An exile in Paradise
Regular readers of this blog will know that I have a somewhat loose relationship with navigation. Maybe it is for this reason that I feel some degree of sympathy for the Emperor Penguin who took a wrong turn and ended up over 2000 miles away from the Antarctic on Peka Peka beach in New Zealand. The poor creature has been attracting worldwide attention, and although it is feeding itself from the sea, there is a real danger from thirst. Penguins usually ingest snow so that it melts in the stomach giving them water. So far this disorientated creature has not worked out that wet sand does not function the same way – exile can be an uncomfortable place.
Walter Brueggemann, surely one of the most poetic and incisive theologians of our era, has dwelt much on the image of Twenty-First Century Christians as exiles. Like the Old Testament exiles, we find ourselves abroad in a place where we don’t belong, with the needle of our spiritual compass constantly swinging towards an unseen North. Like those exiles, it is not new theological truths that we need but rather we need to feel differently about the old ones. A careful reading of the exilic prophets reveals very little by way of theological innovation – rather theirs is a poetic plea to shift the heart’s centre of gravity back to the God of the ages of ages.
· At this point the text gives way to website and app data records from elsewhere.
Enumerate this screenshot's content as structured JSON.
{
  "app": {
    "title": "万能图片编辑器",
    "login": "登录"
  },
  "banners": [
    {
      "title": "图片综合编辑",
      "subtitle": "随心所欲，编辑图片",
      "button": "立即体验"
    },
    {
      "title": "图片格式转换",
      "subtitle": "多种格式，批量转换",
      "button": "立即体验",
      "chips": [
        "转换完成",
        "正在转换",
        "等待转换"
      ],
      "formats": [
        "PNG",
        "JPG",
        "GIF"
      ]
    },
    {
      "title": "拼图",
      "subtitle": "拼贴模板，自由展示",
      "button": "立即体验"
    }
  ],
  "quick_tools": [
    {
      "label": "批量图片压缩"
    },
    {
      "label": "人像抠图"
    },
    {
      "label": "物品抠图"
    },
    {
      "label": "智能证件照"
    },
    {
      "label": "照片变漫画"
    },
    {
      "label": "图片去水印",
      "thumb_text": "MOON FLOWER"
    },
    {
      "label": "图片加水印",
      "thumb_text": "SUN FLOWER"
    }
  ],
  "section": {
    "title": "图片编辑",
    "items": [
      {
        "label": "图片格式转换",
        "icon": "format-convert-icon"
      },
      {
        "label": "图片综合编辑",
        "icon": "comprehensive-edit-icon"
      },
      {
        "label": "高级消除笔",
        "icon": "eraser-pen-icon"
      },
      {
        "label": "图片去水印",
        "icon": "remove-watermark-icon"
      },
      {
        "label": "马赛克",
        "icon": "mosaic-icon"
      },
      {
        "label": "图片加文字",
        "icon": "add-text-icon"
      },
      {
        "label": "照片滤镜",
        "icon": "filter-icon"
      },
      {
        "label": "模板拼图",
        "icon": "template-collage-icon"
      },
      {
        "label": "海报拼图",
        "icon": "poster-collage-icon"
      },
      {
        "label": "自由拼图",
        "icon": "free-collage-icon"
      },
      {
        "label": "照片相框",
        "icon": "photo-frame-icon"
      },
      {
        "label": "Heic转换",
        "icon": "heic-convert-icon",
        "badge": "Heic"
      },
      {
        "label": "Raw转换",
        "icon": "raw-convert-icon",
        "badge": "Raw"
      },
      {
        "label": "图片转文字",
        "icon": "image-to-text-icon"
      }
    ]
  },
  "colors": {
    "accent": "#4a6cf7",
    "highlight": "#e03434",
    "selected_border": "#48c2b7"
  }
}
The world will doubtless watch to see whether this particular exile survives in a strange land. What does it see, though, when it looks at us other exiles, I wonder?